A proportion of my own small tool collection is made by Stanley, and it’s becoming something of a mission to build a complete set of Stanley USA-made ‘Bailey’ planes, numbering 1 through to 8. Recently I managed to find my first Bailey, (which is a number 4), from a private sale on the web.

Stanley Bailey No.4
The standard no.4 measures 9″ long, by 2″ wide. It weighs in around 3 3/4 pounds and was manufactured between 1869-1984.
Stanley Bailey No.4
Removing the lever cap (left) shows the iron and the chipbreaker (sandwiched together in the middle by a bolt).
Stanley Bailey No.4
The frog, the part that remains in the sole of the plane, has an adjustment lever protruding from the top. The lever, when moved left or right, slightly angles the tip of the blade up or down either side, to make sure your cut is square.

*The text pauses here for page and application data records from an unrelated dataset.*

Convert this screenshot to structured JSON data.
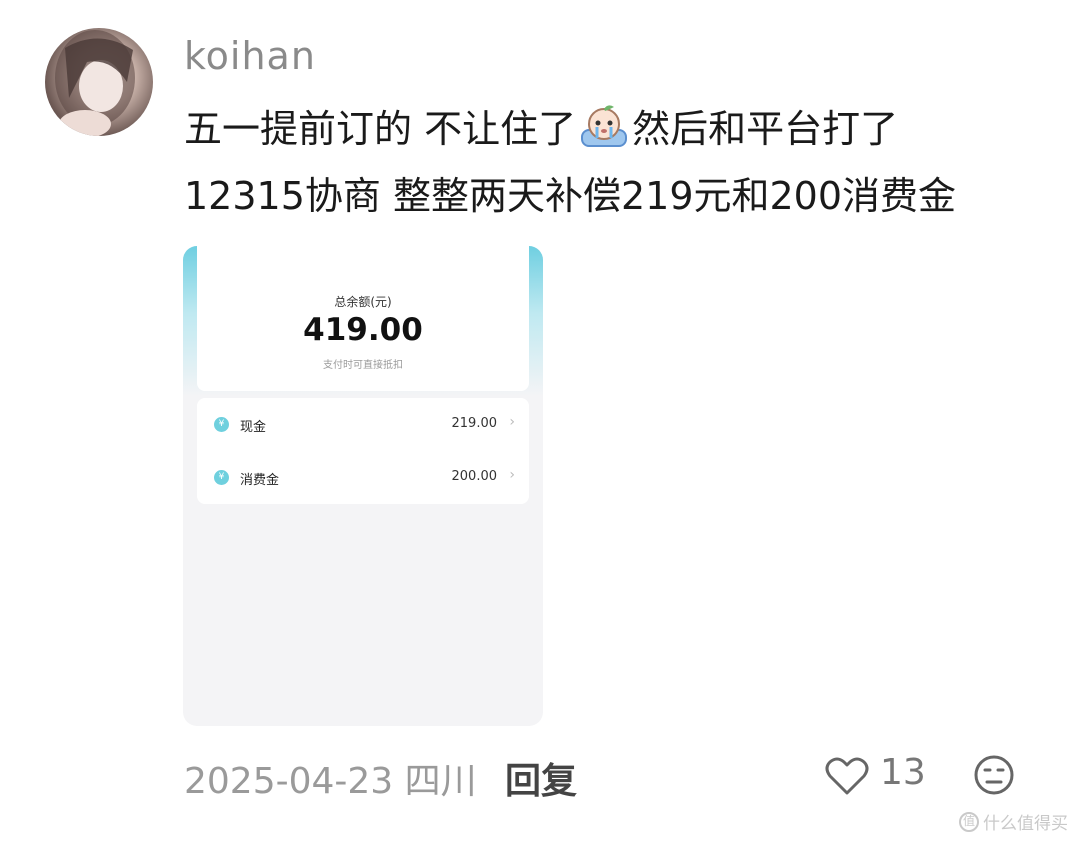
{
  "comment": {
    "username": "koihan",
    "text_line1_part1": "五一提前订的 不让住了",
    "text_line1_part2": "然后和平台打了",
    "text_line2": "12315协商 整整两天补偿219元和200消费金",
    "emoji_icon": "crying-peach-emoji-icon",
    "date": "2025-04-23",
    "location": "四川",
    "reply_label": "回复",
    "like_count": "13"
  },
  "screenshot": {
    "total_label": "总余额(元)",
    "total_amount": "419.00",
    "total_note": "支付时可直接抵扣",
    "items": [
      {
        "icon": "yen-coin-icon",
        "label": "现金",
        "value": "219.00"
      },
      {
        "icon": "yen-coin-icon",
        "label": "消费金",
        "value": "200.00"
      }
    ],
    "accent_color": "#6fcfe1"
  },
  "watermark": {
    "text": "什么值得买"
  }
}
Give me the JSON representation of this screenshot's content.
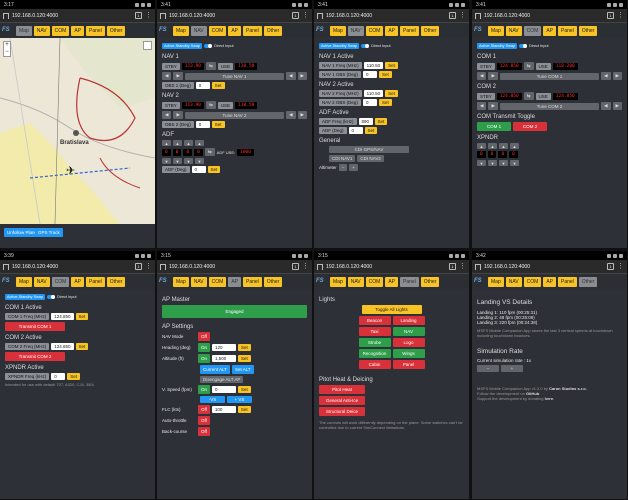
{
  "url": "192.168.0.120:4000",
  "logo": "FS",
  "nav": [
    "Map",
    "NAV",
    "COM",
    "AP",
    "Panel",
    "Other"
  ],
  "phones": [
    {
      "time": "3:17",
      "active": "Map"
    },
    {
      "time": "3:41",
      "active": "NAV"
    },
    {
      "time": "3:41",
      "active": "NAV"
    },
    {
      "time": "3:41",
      "active": "COM"
    },
    {
      "time": "3:39",
      "active": "COM"
    },
    {
      "time": "3:15",
      "active": "AP"
    },
    {
      "time": "3:15",
      "active": "Panel"
    },
    {
      "time": "3:42",
      "active": "Other"
    }
  ],
  "toggle": {
    "left": "Active-Standby Swap",
    "right": "Direct Input"
  },
  "map": {
    "city": "Bratislava",
    "btn1": "Unfollow Plane",
    "btn2": "GPS Track"
  },
  "nav1": {
    "nav1": "NAV 1",
    "stby": "STBY",
    "freq1": "113.90",
    "use": "USE",
    "freq2": "110.50",
    "tune": "Tune NAV 1",
    "obs": "OBS 1 (Deg)",
    "obs_val": "0",
    "set": "Set",
    "nav2": "NAV 2",
    "freq3": "113.90",
    "freq4": "110.50",
    "tune2": "Tune NAV 2",
    "obs2": "OBS 2 (Deg)",
    "adf": "ADF",
    "adf_use": "ADF USE:",
    "adf_digits": [
      "0",
      "0",
      "0",
      "0"
    ],
    "adf_use_val": "1000",
    "adf_deg": "ADF (Deg)"
  },
  "nav2p": {
    "nav1a": "NAV 1 Active",
    "f1": "NAV 1 Freq (MHz)",
    "f1v": "110.50",
    "o1": "NAV 1 OBS (Deg)",
    "o1v": "0",
    "nav2a": "NAV 2 Active",
    "f2": "NAV 2 Freq (MHz)",
    "f2v": "110.50",
    "o2": "NAV 2 OBS (Deg)",
    "o2v": "0",
    "adfa": "ADF Active",
    "af": "ADF Freq (kHz)",
    "afv": "890",
    "ad": "ADF (Deg)",
    "adv": "0",
    "gen": "General",
    "cdi": "CDI GPS/NAV",
    "cdin1": "CDI NAV1",
    "cdin2": "CDI NAV2",
    "alt": "Altimeter"
  },
  "com1": {
    "com1": "COM 1",
    "stby": "STBY",
    "f1": "124.850",
    "use": "USE",
    "f2": "118.200",
    "tune": "Tune COM 1",
    "com2": "COM 2",
    "f3": "124.850",
    "f4": "124.850",
    "tune2": "Tune COM 2",
    "ctt": "COM Transmit Toggle",
    "c1": "COM 1",
    "c2": "COM 2",
    "xpndr": "XPNDR",
    "xd": [
      "0",
      "0",
      "0",
      "0"
    ]
  },
  "com2p": {
    "c1a": "COM 1 Active",
    "c1f": "COM 1 Freq (MHz)",
    "c1v": "124.850",
    "t1": "Transmit COM 1",
    "c2a": "COM 2 Active",
    "c2f": "COM 2 Freq (MHz)",
    "c2v": "124.850",
    "t2": "Transmit COM 2",
    "xa": "XPNDR Active",
    "xf": "XPNDR Freq (kHz)",
    "xv": "0",
    "note": "Intended for use with default 707, A320, CJ4, 350i."
  },
  "ap": {
    "master": "AP Master",
    "engaged": "Engaged",
    "settings": "AP Settings",
    "navmode": "NAV Mode",
    "off": "Off",
    "heading": "Heading (deg)",
    "on": "On",
    "hv": "120",
    "altitude": "Altitude (ft)",
    "av": "1,500",
    "cur": "Current ALT",
    "setalt": "Set ALT",
    "disengage": "Disengage ALT AP",
    "vs": "V. Speed (fpm)",
    "vsv": "0",
    "m": "-VS",
    "p": "+ VS",
    "flc": "FLC (kts)",
    "flcv": "100",
    "athr": "Auto-throttle",
    "bc": "Back-course"
  },
  "panel": {
    "lights": "Lights",
    "toggle": "Toggle All Lights",
    "items": [
      [
        "Beacon",
        "Landing"
      ],
      [
        "Taxi",
        "NAV"
      ],
      [
        "Strobe",
        "Logo"
      ],
      [
        "Recognition",
        "Wings"
      ],
      [
        "Cabin",
        "Panel"
      ]
    ],
    "pitot": "Pitot Heat & Deicing",
    "ph": "Pitot Heat",
    "gai": "General Anti-Ice",
    "sd": "Structural Deice",
    "note": "The controls will work differently depending on the plane. Some switches can't be controlled due to current SimConnect limitations."
  },
  "other": {
    "lvs": "Landing VS Details",
    "l1": "Landing 1: 110 fpm (00:25:31)",
    "l2": "Landing 2: 48 fpm (00:25:09)",
    "l3": "Landing 3: 220 fpm (00:24:38)",
    "note1": "MSFS Mobile Companion App stores the last 3 vertical speeds at touchdown including touchdown bounces.",
    "simrate": "Simulation Rate",
    "cur": "Current simulation rate : 1x",
    "note2": "MSFS Mobile Companion App v1.2.0 by",
    "author": "Caron Studios s.r.o.",
    "follow": "Follow the development on",
    "gh": "GitHub",
    "support": "Support the development by donating",
    "here": "here."
  }
}
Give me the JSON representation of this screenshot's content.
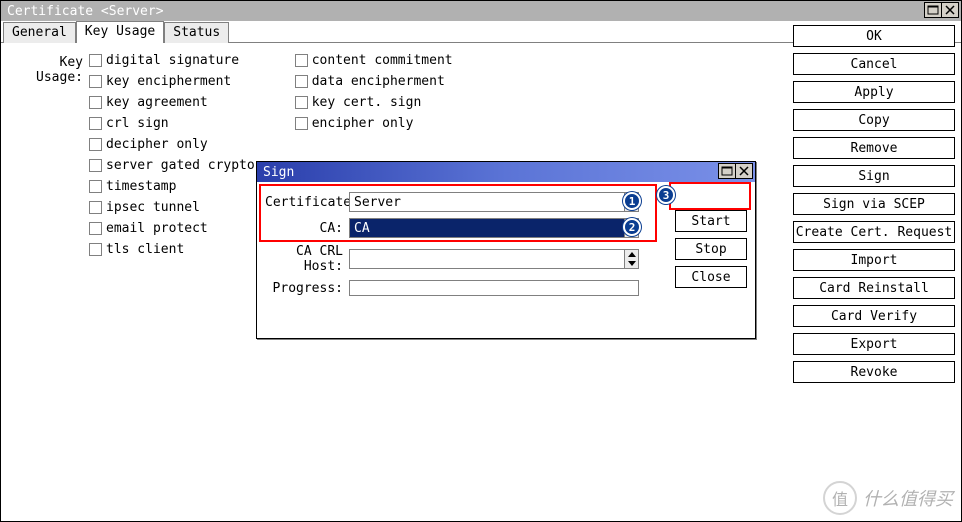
{
  "window": {
    "title": "Certificate <Server>"
  },
  "tabs": {
    "general": "General",
    "key_usage": "Key Usage",
    "status": "Status"
  },
  "key_usage": {
    "label": "Key Usage:",
    "col1": [
      "digital signature",
      "key encipherment",
      "key agreement",
      "crl sign",
      "decipher only",
      "server gated crypto",
      "timestamp",
      "ipsec tunnel",
      "email protect",
      "tls client"
    ],
    "col2": [
      "content commitment",
      "data encipherment",
      "key cert. sign",
      "encipher only"
    ]
  },
  "right_buttons": {
    "ok": "OK",
    "cancel": "Cancel",
    "apply": "Apply",
    "copy": "Copy",
    "remove": "Remove",
    "sign": "Sign",
    "sign_scep": "Sign via SCEP",
    "create_req": "Create Cert. Request",
    "import": "Import",
    "card_reinstall": "Card Reinstall",
    "card_verify": "Card Verify",
    "export": "Export",
    "revoke": "Revoke"
  },
  "sign_dialog": {
    "title": "Sign",
    "certificate_label": "Certificate:",
    "certificate_value": "Server",
    "ca_label": "CA:",
    "ca_value": "CA",
    "crl_label": "CA CRL Host:",
    "crl_value": "",
    "progress_label": "Progress:",
    "buttons": {
      "start": "Start",
      "stop": "Stop",
      "close": "Close"
    }
  },
  "annotations": {
    "b1": "1",
    "b2": "2",
    "b3": "3"
  },
  "watermark": {
    "icon": "值",
    "text": "什么值得买"
  }
}
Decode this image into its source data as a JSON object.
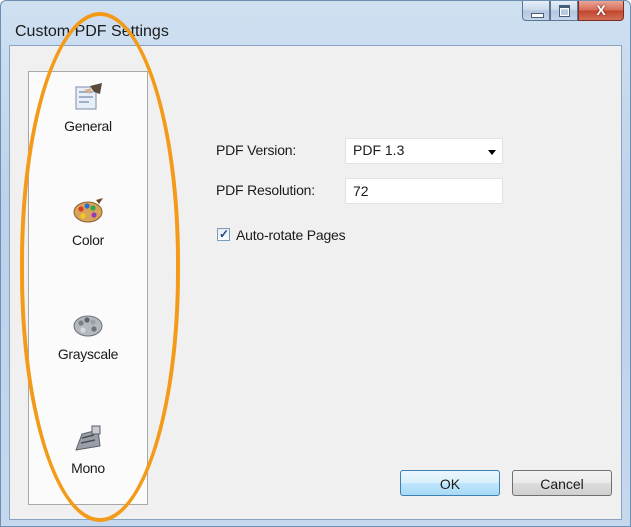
{
  "window": {
    "title": "Custom PDF Settings",
    "caption_buttons": {
      "minimize": "minimize-icon",
      "maximize": "maximize-icon",
      "close": "close-icon",
      "close_glyph": "X"
    }
  },
  "sidebar": {
    "items": [
      {
        "label": "General",
        "icon": "general-settings-icon"
      },
      {
        "label": "Color",
        "icon": "color-palette-icon"
      },
      {
        "label": "Grayscale",
        "icon": "grayscale-palette-icon"
      },
      {
        "label": "Mono",
        "icon": "mono-printer-icon"
      }
    ]
  },
  "form": {
    "pdf_version_label": "PDF Version:",
    "pdf_version_value": "PDF 1.3",
    "pdf_resolution_label": "PDF Resolution:",
    "pdf_resolution_value": "72",
    "auto_rotate_label": "Auto-rotate Pages",
    "auto_rotate_checked": true
  },
  "buttons": {
    "ok": "OK",
    "cancel": "Cancel"
  },
  "colors": {
    "highlight_ellipse": "#f49a19",
    "ok_button_accent": "#3c7fb1",
    "close_button": "#c2452d"
  }
}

[notice]Tool nerd alert! (Quite geeky and unnecessary facts about frog casting variations follow). [/notice]

The casting in the base of the plane takes a lot of stress holding the frog, which in turn holds the blade, chipbreaker and lever cap. Consequently, the method for holding the frog was constantly being revised by Stanley and was the focus of many new patents. Previous to the design shown, the frog was seated on a flat bed with machined grooves, but in 1902 this new design was introduced. The frog has support from a cross rib and centre rib, and also support on its leading edge from the casting, as well as being held by the two bolts. Planes of this period have ‘PAT’D/MAR-25-02/AUG-19-02’ embossed into the sole of the plane.

Stanley Bailey No.4
The design of the frog receiver, (the part of the plane casting where the frog is bolted to), underwent four major changes during the complete manufacturing period.
Stanley Bailey No.4
The brass adjustment nut moves in and out, moving a ‘Y’ shape wishbone-shaped piece of metal in and out. This movement transfers to an up and down movement as the metal tab protrudes through the front face of the frog, (see pic below).
Stanley Bailey No.4
Here you can see the metal tab that’s raised and lowered by the movement of the rear adjustment lever and wishbone. This tab engages with a slot in the blade, resulting in fine depth adjustment of the blade in the mouth of the plane.
Stanley Bailey No.4
The no.4 is a standard-sized plane, but see how small it looks compared to some of Stanley’s larger models. Here’s the #4 (top) next to a #7, which is a big ol’ badass jointer. I’ll be posting more pics of the #7 soon, (my second purchase of the family).